IAM systems verify user identity and ensure that the right users have access to the right tools and information. This reduces the risk of security breaches and meets compliance standards. IAM tools allow passwordless authentication and single sign-on (SSO). They also help with password best practices, including regular updates, MFA, and adaptive authentication.
Identity and access management tools ensure that only authorized users gain access to your company’s information. They do this by verifying that someone’s login information – username, password, or fingerprint – matches their identity in a database of known persons. That verification, also called authentication, can occur on your network or the cloud. Once a user’s login credentials are verified, IAM keeps track of what level of access the person should have to your data and applications. This can be based on the person’s job title, security clearance, or project scope. Then, once an individual’s identity has been authenticated, a permission-based action is taken that grants access to your systems and applications. Another way that IAM helps secure business data is by using a policy of least-privilege access, which means that employees can’t gain access to systems they don’t need to use on their job. This helps mitigate security risks from malicious insiders and limits the damage done by hackers who breach a system with stolen login credentials. IAM solutions also help prevent security risks when employees leave the company by automatically de-provisioning their access privileges to apps and systems they no longer need to use. In addition, IAM solutions can track and flag unauthorized or suspicious activity to help reduce the risk of data breaches.
With the proliferation of remote work, BYOD, and multiple cloud environments, users need access to various apps and data sources. An IAM system can centrally manage that access while maintaining network security and ensuring user identities are always accurate, secure, and current. An IAM solution should include robust user authentication mechanisms that verify that a person is who they say they are and the access granted is appropriate for their role. This includes multi-factor authentication (MFA), which helps protect against hacking attempts by requiring more than just a password or PIN, such as a code sent to a mobile device or a physical security key. IAM solutions also use the principle of least privilege, which means a person is only allowed to access the minimum number of systems and applications needed to complete their job functions, and those permissions are revoked as soon as they’re no longer required. An IAM solution should simplify granting and revoking access across different platforms and environments and help keep pace with changing regulations. Ideally, it should integrate with existing directory services like Active Directory and LDAP to ensure consistency of profiles and reduce the time taken to grant or revoke access. It should also provide an easy-to-use dashboard and automated reporting that provides business leaders with audit-ready reports and compliance analytics. A good IAM solution should also offer integrated Privileged Access Management (PAM) to help control the actions of privileged accounts, such as admin privileges.

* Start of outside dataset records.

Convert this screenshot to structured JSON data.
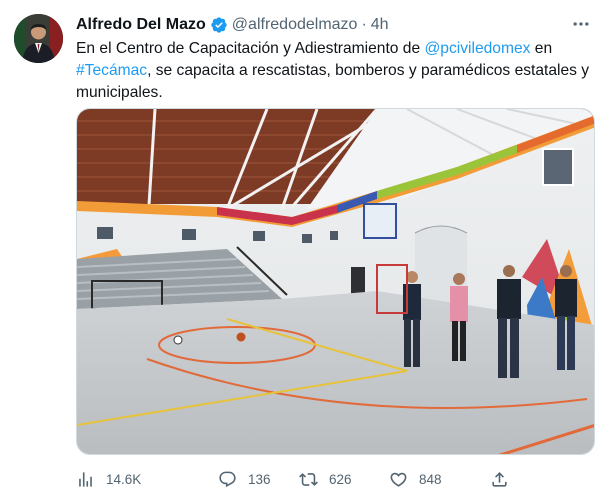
{
  "tweet": {
    "author_name": "Alfredo Del Mazo",
    "handle": "@alfredodelmazo",
    "separator": "·",
    "time": "4h",
    "more_icon": "more-horizontal-icon",
    "verified_icon": "verified-badge-icon",
    "text_parts": {
      "p1": "En el Centro de Capacitación y Adiestramiento de ",
      "mention": "@pciviledomex",
      "p2": " en ",
      "hashtag": "#Tecámac",
      "p3": ", se capacita a rescatistas, bomberos y paramédicos estatales y municipales."
    },
    "link_color": "#1d9bf0"
  },
  "actions": {
    "views": {
      "icon": "analytics-icon",
      "count": "14.6K"
    },
    "reply": {
      "icon": "reply-icon",
      "count": "136"
    },
    "retweet": {
      "icon": "retweet-icon",
      "count": "626"
    },
    "like": {
      "icon": "like-icon",
      "count": "848"
    },
    "share": {
      "icon": "share-icon"
    }
  }
}
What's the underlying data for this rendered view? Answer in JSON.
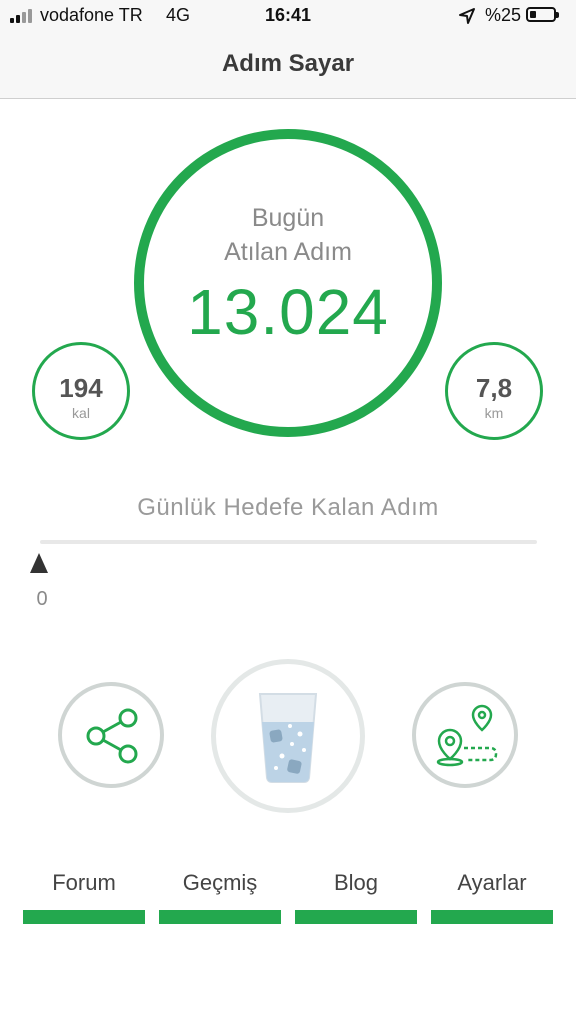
{
  "status_bar": {
    "carrier": "vodafone TR",
    "network": "4G",
    "time": "16:41",
    "battery": "%25",
    "icons": [
      "signal-icon",
      "location-arrow-icon",
      "battery-icon"
    ]
  },
  "nav": {
    "title": "Adım Sayar"
  },
  "today": {
    "label_line1": "Bugün",
    "label_line2": "Atılan Adım",
    "steps": "13.024"
  },
  "calories": {
    "value": "194",
    "unit": "kal"
  },
  "distance": {
    "value": "7,8",
    "unit": "km"
  },
  "goal": {
    "label": "Günlük Hedefe Kalan Adım",
    "remaining": "0",
    "progress_fraction": 0
  },
  "actions": [
    {
      "icon": "share-icon"
    },
    {
      "icon": "water-glass-icon"
    },
    {
      "icon": "route-map-icon"
    }
  ],
  "tabs": [
    {
      "label": "Forum"
    },
    {
      "label": "Geçmiş"
    },
    {
      "label": "Blog"
    },
    {
      "label": "Ayarlar"
    }
  ],
  "colors": {
    "accent": "#23a84e",
    "ring_gray": "#cfd5d3",
    "text_gray": "#8a8a8a"
  }
}
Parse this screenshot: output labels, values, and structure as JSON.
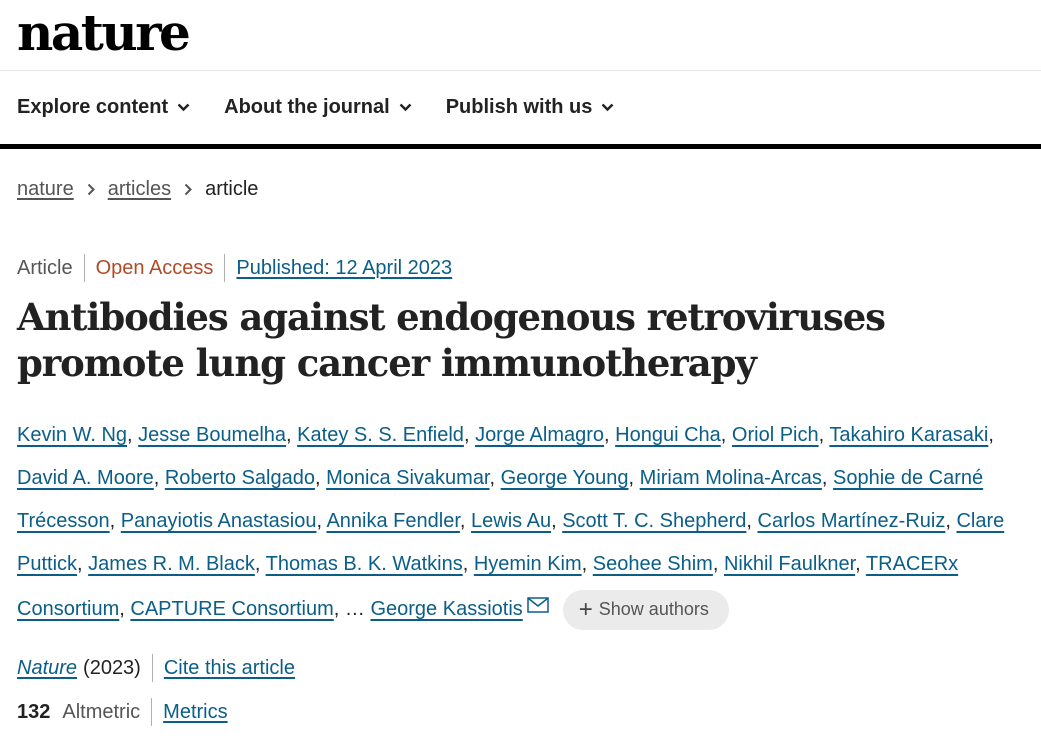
{
  "header": {
    "logo": "nature"
  },
  "nav": {
    "items": [
      {
        "label": "Explore content"
      },
      {
        "label": "About the journal"
      },
      {
        "label": "Publish with us"
      }
    ]
  },
  "breadcrumb": {
    "root": "nature",
    "section": "articles",
    "current": "article"
  },
  "article": {
    "type": "Article",
    "access": "Open Access",
    "published": "Published: 12 April 2023",
    "title": "Antibodies against endogenous retroviruses promote lung cancer immunotherapy",
    "authors": [
      "Kevin W. Ng",
      "Jesse Boumelha",
      "Katey S. S. Enfield",
      "Jorge Almagro",
      "Hongui Cha",
      "Oriol Pich",
      "Takahiro Karasaki",
      "David A. Moore",
      "Roberto Salgado",
      "Monica Sivakumar",
      "George Young",
      "Miriam Molina-Arcas",
      "Sophie de Carné Trécesson",
      "Panayiotis Anastasiou",
      "Annika Fendler",
      "Lewis Au",
      "Scott T. C. Shepherd",
      "Carlos Martínez-Ruiz",
      "Clare Puttick",
      "James R. M. Black",
      "Thomas B. K. Watkins",
      "Hyemin Kim",
      "Seohee Shim",
      "Nikhil Faulkner",
      "TRACERx Consortium",
      "CAPTURE Consortium"
    ],
    "ellipsis": "…",
    "last_author": "George Kassiotis",
    "show_authors": "Show authors",
    "journal": "Nature",
    "year": "(2023)",
    "cite": "Cite this article",
    "altmetric_count": "132",
    "altmetric_label": "Altmetric",
    "metrics": "Metrics"
  },
  "colors": {
    "link": "#0a5e88",
    "open_access": "#b34a26",
    "text": "#222222"
  }
}
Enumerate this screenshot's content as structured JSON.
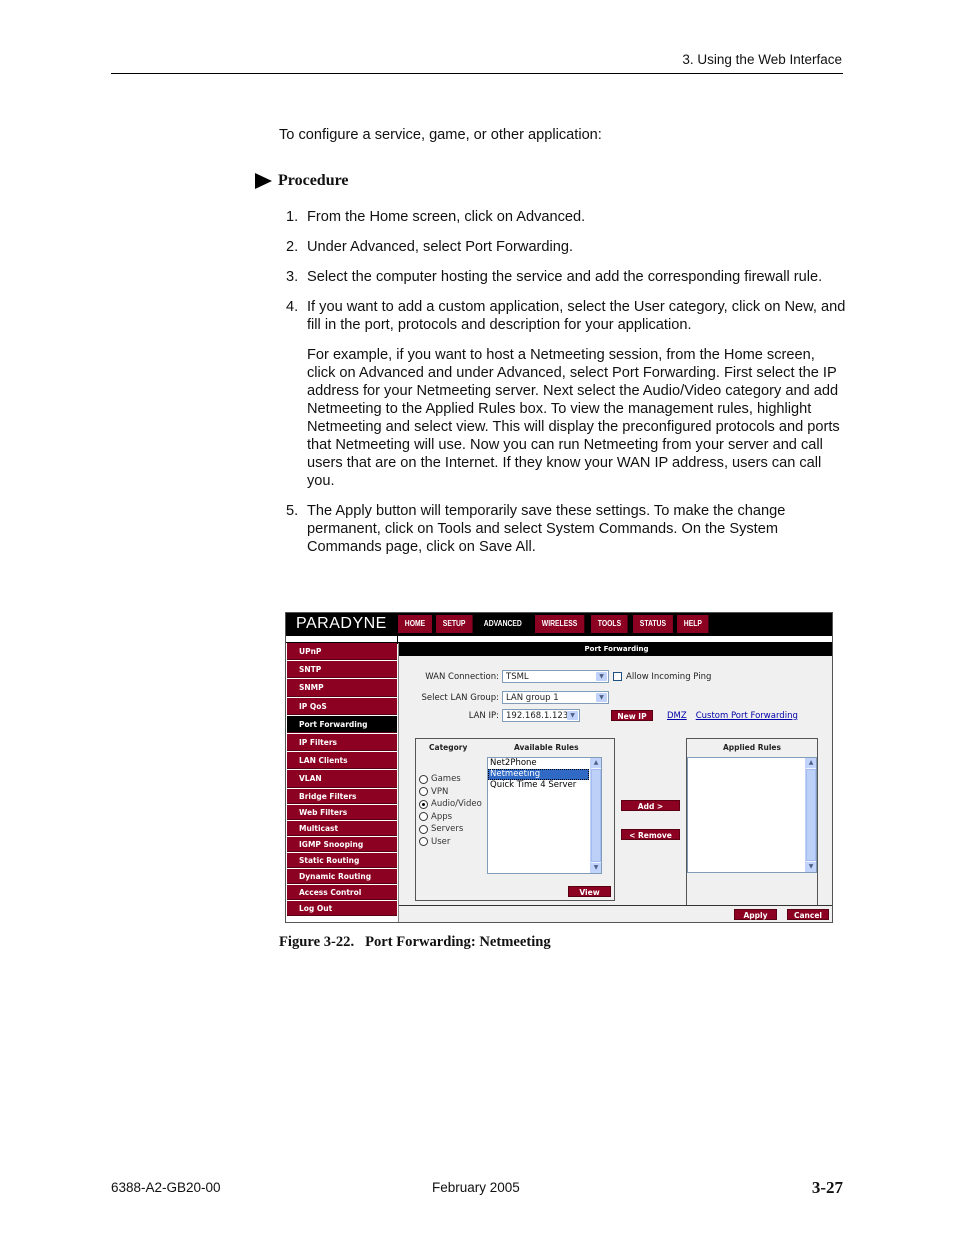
{
  "header": {
    "running_head": "3. Using the Web Interface"
  },
  "intro": "To configure a service, game, or other application:",
  "procedure": {
    "heading": "Procedure",
    "steps": [
      {
        "num": "1.",
        "text": "From the Home screen, click on Advanced."
      },
      {
        "num": "2.",
        "text": "Under Advanced, select Port Forwarding."
      },
      {
        "num": "3.",
        "text": "Select the computer hosting the service and add the corresponding firewall rule."
      },
      {
        "num": "4.",
        "text": "If you want to add a custom application, select the User category, click on New, and fill in the port, protocols and description for your application.",
        "example": "For example, if you want to host a Netmeeting session, from the Home screen, click on Advanced and under Advanced, select Port Forwarding. First select the IP address for your Netmeeting server. Next select the Audio/Video category and add Netmeeting to the Applied Rules box. To view the management rules, highlight Netmeeting and select view. This will display the preconfigured protocols and ports that Netmeeting will use.  Now you can run Netmeeting from your server and call users that are on the Internet. If they know your WAN IP address, users can call you."
      },
      {
        "num": "5.",
        "text": "The Apply button will temporarily save these settings. To make the change permanent, click on Tools and select System Commands. On the System Commands page, click on Save All."
      }
    ]
  },
  "ui": {
    "logo": "PARADYNE",
    "tabs": [
      "HOME",
      "SETUP",
      "ADVANCED",
      "WIRELESS",
      "TOOLS",
      "STATUS",
      "HELP"
    ],
    "active_tab": "ADVANCED",
    "sidebar": [
      "UPnP",
      "SNTP",
      "SNMP",
      "IP QoS",
      "Port Forwarding",
      "IP Filters",
      "LAN Clients",
      "VLAN",
      "Bridge Filters",
      "Web Filters",
      "Multicast",
      "IGMP Snooping",
      "Static Routing",
      "Dynamic Routing",
      "Access Control",
      "Log Out"
    ],
    "active_sidebar": "Port Forwarding",
    "panel_title": "Port Forwarding",
    "wan_connection": {
      "label": "WAN Connection:",
      "value": "TSML"
    },
    "allow_ping": {
      "label": "Allow Incoming Ping",
      "checked": false
    },
    "lan_group": {
      "label": "Select LAN Group:",
      "value": "LAN group 1"
    },
    "lan_ip": {
      "label": "LAN IP:",
      "value": "192.168.1.123"
    },
    "new_ip_button": "New IP",
    "dmz_link": "DMZ",
    "custom_pf_link": "Custom Port Forwarding",
    "category_header": "Category",
    "available_header": "Available Rules",
    "applied_header": "Applied Rules",
    "categories": [
      {
        "label": "Games",
        "selected": false
      },
      {
        "label": "VPN",
        "selected": false
      },
      {
        "label": "Audio/Video",
        "selected": true
      },
      {
        "label": "Apps",
        "selected": false
      },
      {
        "label": "Servers",
        "selected": false
      },
      {
        "label": "User",
        "selected": false
      }
    ],
    "available_rules": [
      {
        "label": "Net2Phone",
        "selected": false
      },
      {
        "label": "Netmeeting",
        "selected": true
      },
      {
        "label": "Quick Time 4 Server",
        "selected": false
      }
    ],
    "applied_rules": [],
    "add_button": "Add >",
    "remove_button": "< Remove",
    "view_button": "View",
    "apply_button": "Apply",
    "cancel_button": "Cancel",
    "colors": {
      "accent": "#8c0022",
      "selection": "#316ac5"
    }
  },
  "caption": "Figure 3-22.   Port Forwarding: Netmeeting",
  "footer": {
    "doc_number": "6388-A2-GB20-00",
    "date": "February 2005",
    "page": "3-27"
  }
}
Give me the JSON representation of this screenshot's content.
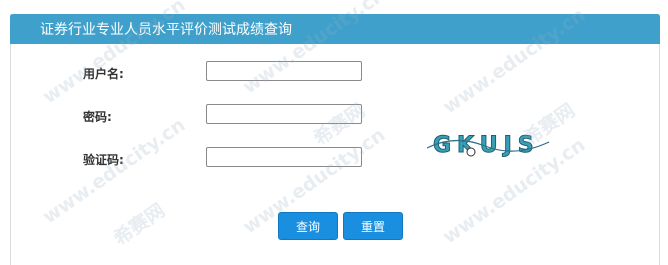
{
  "header": {
    "title": "证券行业专业人员水平评价测试成绩查询"
  },
  "form": {
    "username_label": "用户名:",
    "username_value": "",
    "password_label": "密码:",
    "password_value": "",
    "captcha_label": "验证码:",
    "captcha_value": "",
    "captcha_text": "GKUJS"
  },
  "buttons": {
    "query_label": "查询",
    "reset_label": "重置"
  },
  "watermark": {
    "site": "www.educity.cn",
    "brand": "希赛网"
  },
  "colors": {
    "header_bg": "#3fa1cb",
    "button_bg": "#1a8fe0"
  }
}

IAM solutions use automation to help businesses manage user identities, roles, and permissions. This helps with account verification, risk management, audit, and compliance. IAM can also provide single sign-on (SSO) services to simplify user login processes. In addition, IAM allows businesses to control access to systems by establishing the digital identity of each employee or external user that accesses data and applications. This helps prevent hacking, data breaches, and other security threats that stem from unauthorized access to information or systems. The most fundamental aspect of IAM is authentication. It verifies that a person is who they claim to be, and this can be done through a combination of methods, including information the user knows, like passwords or answers to security questions; an object in the user’s possession, such as a mobile device; or a biometric, such as a fingerprint. IAM can also automate granting and revoking access, which helps businesses maintain a granular level of control over each individual’s ability to access and view data. This can prevent users from viewing confidential information, and it can also prevent data leaks. This feature also helps minimize security risks that stem from the misuse of privileged accounts and overly generous access rights. It can also help reduce operational costs through the reduction of manual processes.
As organizations grow and evolve, so too must their security framework. Without disrupting productivity, IAM systems must scale seamlessly with a business’s changing infrastructure, user base, and IT capabilities. The best IAM tools provide a high level of functionality that is flexible enough to allow for changes in business processes and account verification while maintaining the same levels of security. A sound IAM system will include multi-factor authentication (MFA), an extra layer of security requiring users to supply more than just a username and password to gain access to a business’s networks or systems. These additional factors could include a code sent to the user’s mobile device, physical security keys, or fingerprint scans. This helps to ensure that only authenticated users have access to sensitive data and information, protecting against cyber threats and preventing data breaches. IAM solutions also help to reduce the IT department’s workload by automating account provisioning and deprovisioning, password reset and unlocking functions, and monitoring access logs to identify anomalies. This frees IT departments to focus on more critical tasks like implementing zero-trust policies throughout their businesses.